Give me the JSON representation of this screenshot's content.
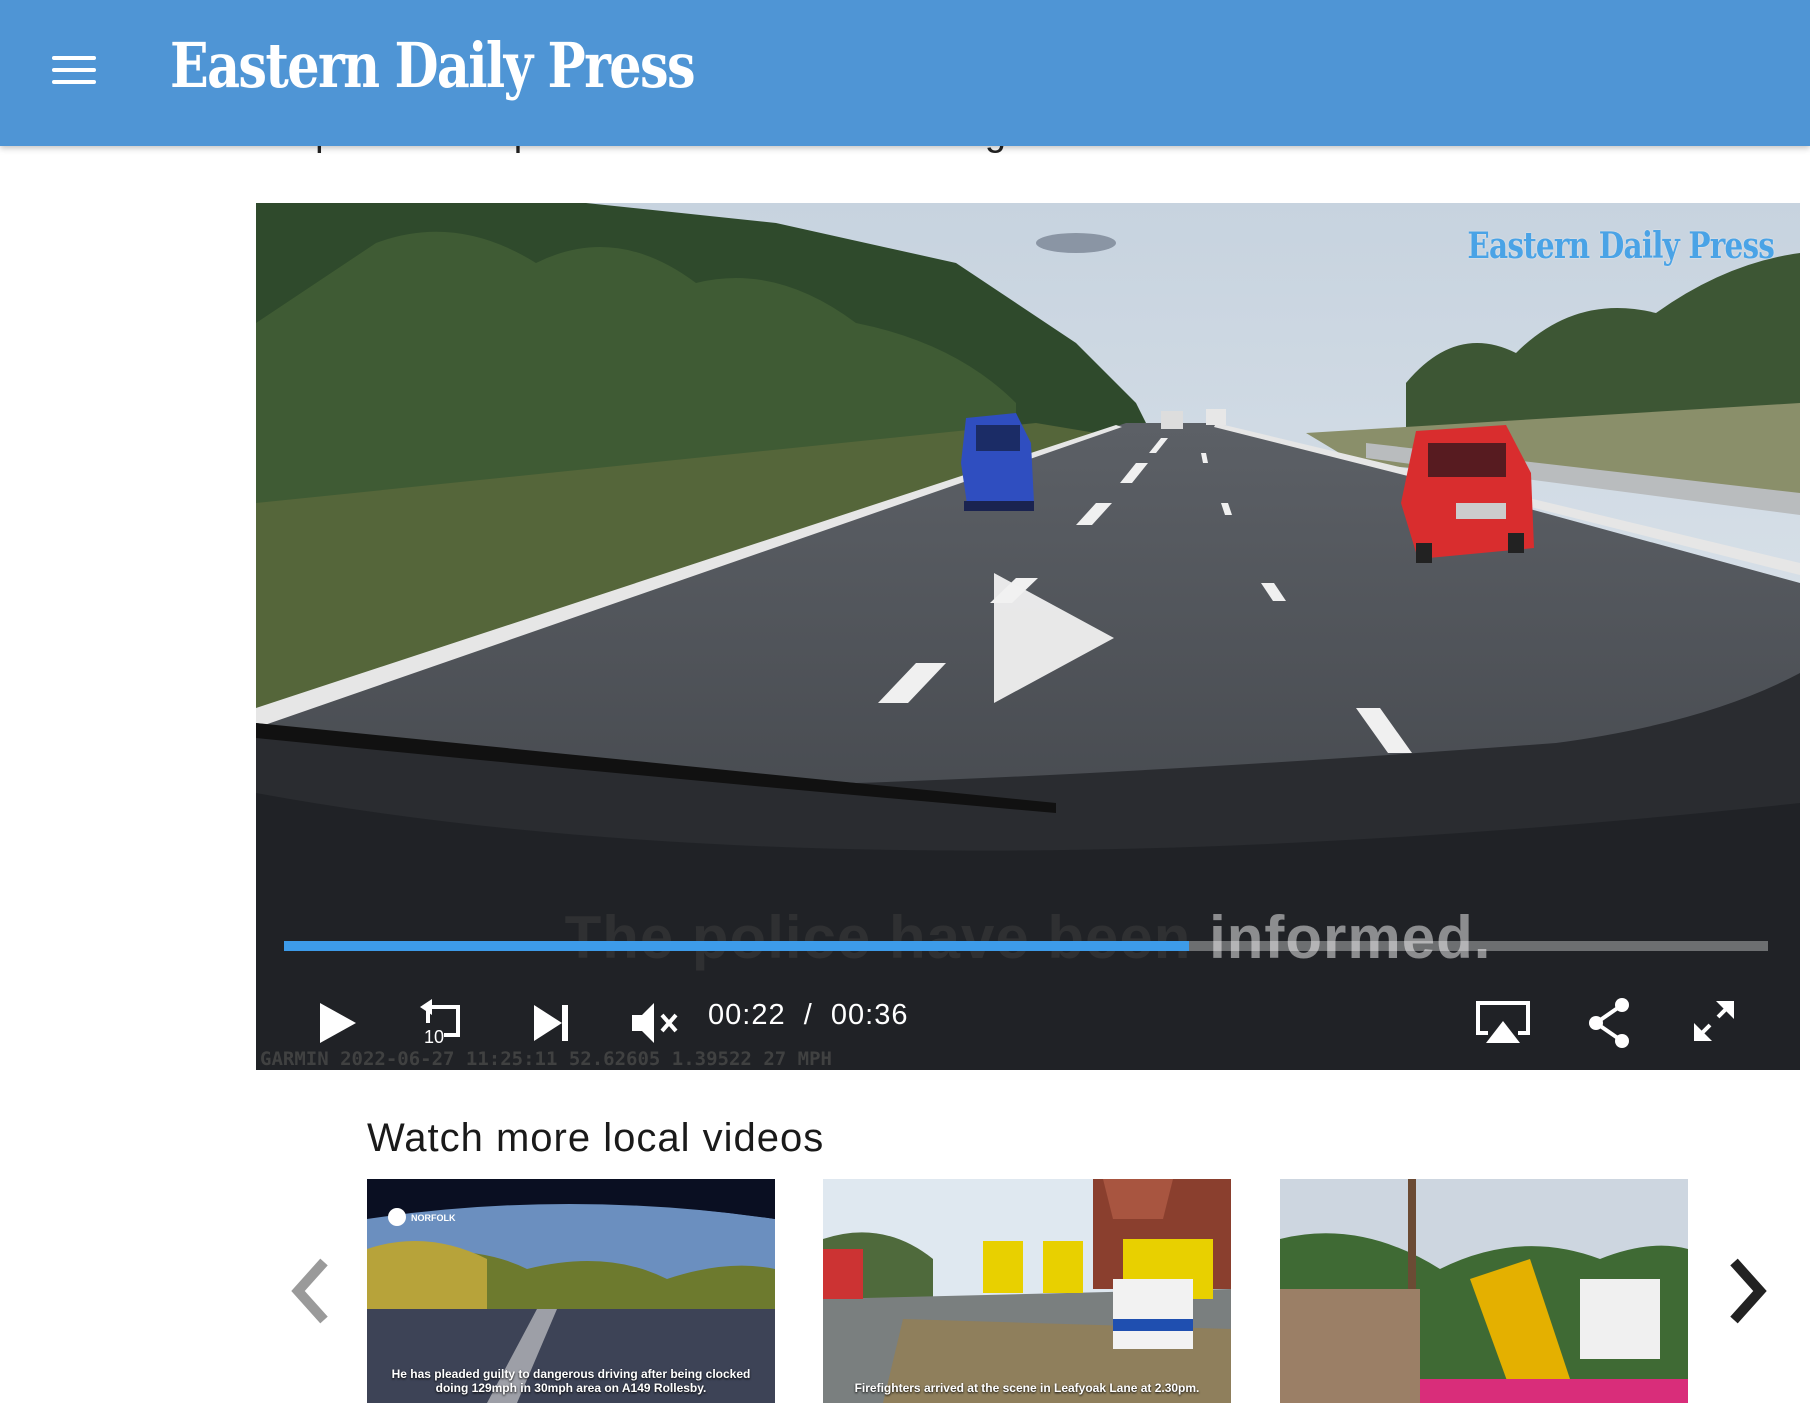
{
  "header": {
    "title": "Eastern Daily Press",
    "menu_icon": "hamburger-menu-icon",
    "background_color": "#4f95d5"
  },
  "article": {
    "partial_text": "his phone to capture the animal in the footage."
  },
  "video": {
    "watermark": "Eastern Daily Press",
    "subtitle_left": "The police have been",
    "subtitle_right": " informed.",
    "current_time": "00:22",
    "separator": "/",
    "duration": "00:36",
    "progress": 0.61,
    "accent_color": "#3d9be9",
    "dashcam_text": "GARMIN 2022-06-27 11:25:11 52.62605 1.39522 27 MPH",
    "controls": [
      "play-icon",
      "rewind-10-icon",
      "next-icon",
      "mute-icon",
      "airplay-icon",
      "share-icon",
      "fullscreen-icon"
    ]
  },
  "related": {
    "heading": "Watch more local videos",
    "prev_icon": "chevron-left-icon",
    "next_icon": "chevron-right-icon",
    "items": [
      {
        "caption": "He has pleaded guilty to dangerous driving after being clocked doing 129mph in 30mph area on A149 Rollesby.",
        "badge": "NORFOLK"
      },
      {
        "caption": "Firefighters arrived at the scene in Leafyoak Lane at 2.30pm."
      },
      {
        "caption": ""
      }
    ]
  }
}
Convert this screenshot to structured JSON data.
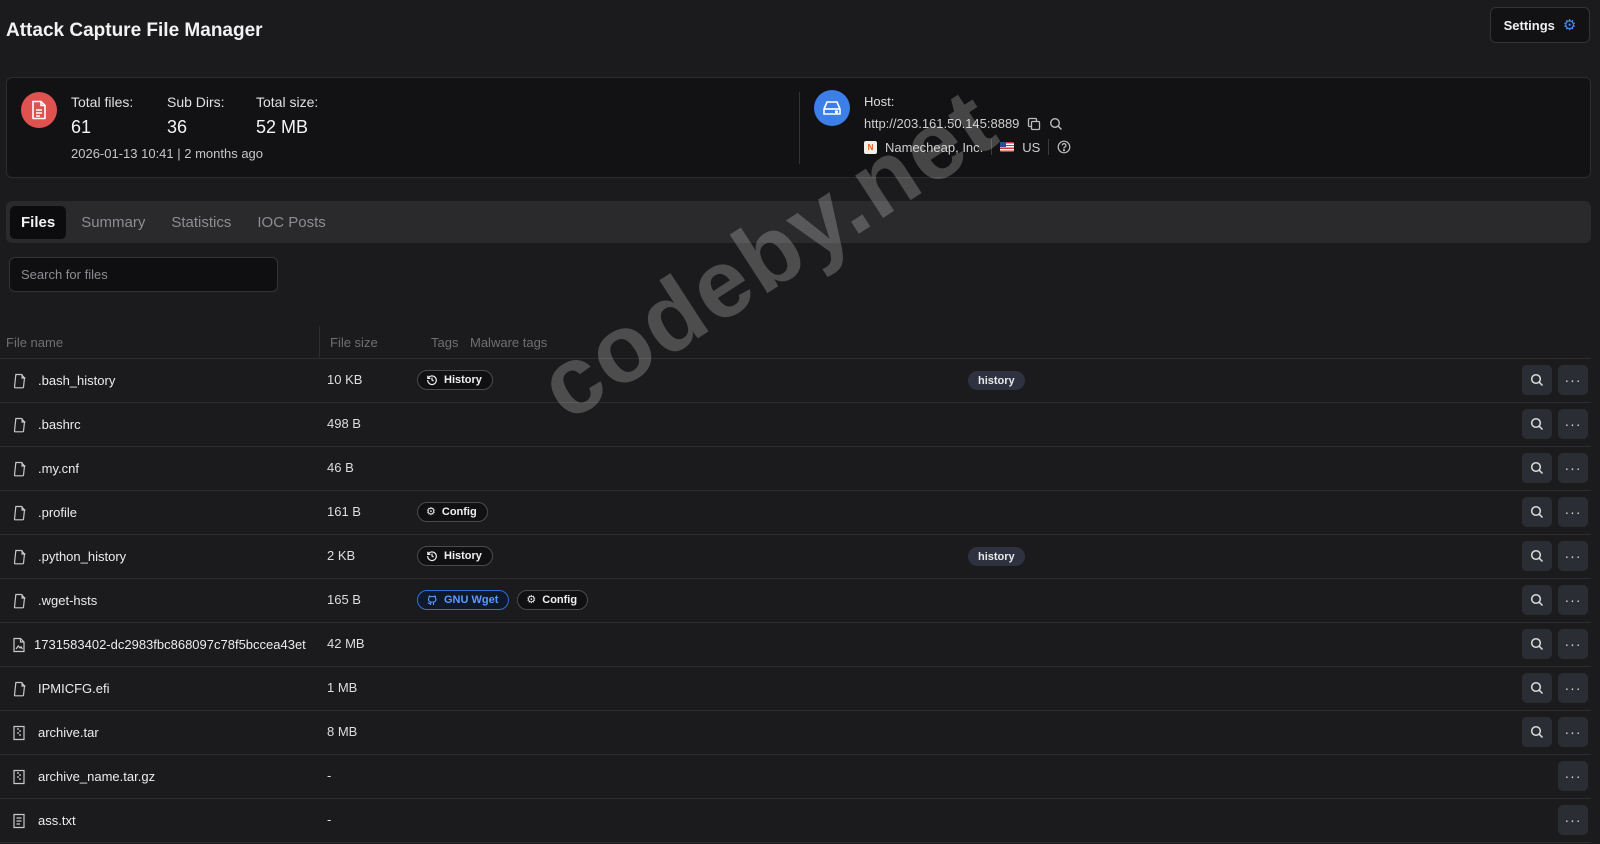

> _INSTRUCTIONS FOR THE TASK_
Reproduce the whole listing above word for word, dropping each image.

> _TASK SOLUTION_
Give me the JSON representation of this screenshot's content.
{
  "header": {
    "title": "Eastern Daily Press",
    "menu_icon": "hamburger-menu-icon",
    "background_color": "#4f95d5"
  },
  "article": {
    "partial_text": "his phone to capture the animal in the footage."
  },
  "video": {
    "watermark": "Eastern Daily Press",
    "subtitle_left": "The police have been",
    "subtitle_right": " informed.",
    "current_time": "00:22",
    "separator": "/",
    "duration": "00:36",
    "progress": 0.61,
    "accent_color": "#3d9be9",
    "dashcam_text": "GARMIN 2022-06-27 11:25:11 52.62605 1.39522 27 MPH",
    "controls": [
      "play-icon",
      "rewind-10-icon",
      "next-icon",
      "mute-icon",
      "airplay-icon",
      "share-icon",
      "fullscreen-icon"
    ]
  },
  "related": {
    "heading": "Watch more local videos",
    "prev_icon": "chevron-left-icon",
    "next_icon": "chevron-right-icon",
    "items": [
      {
        "caption": "He has pleaded guilty to dangerous driving after being clocked doing 129mph in 30mph area on A149 Rollesby.",
        "badge": "NORFOLK"
      },
      {
        "caption": "Firefighters arrived at the scene in Leafyoak Lane at 2.30pm."
      },
      {
        "caption": ""
      }
    ]
  }
}
Convert this screenshot to structured JSON data.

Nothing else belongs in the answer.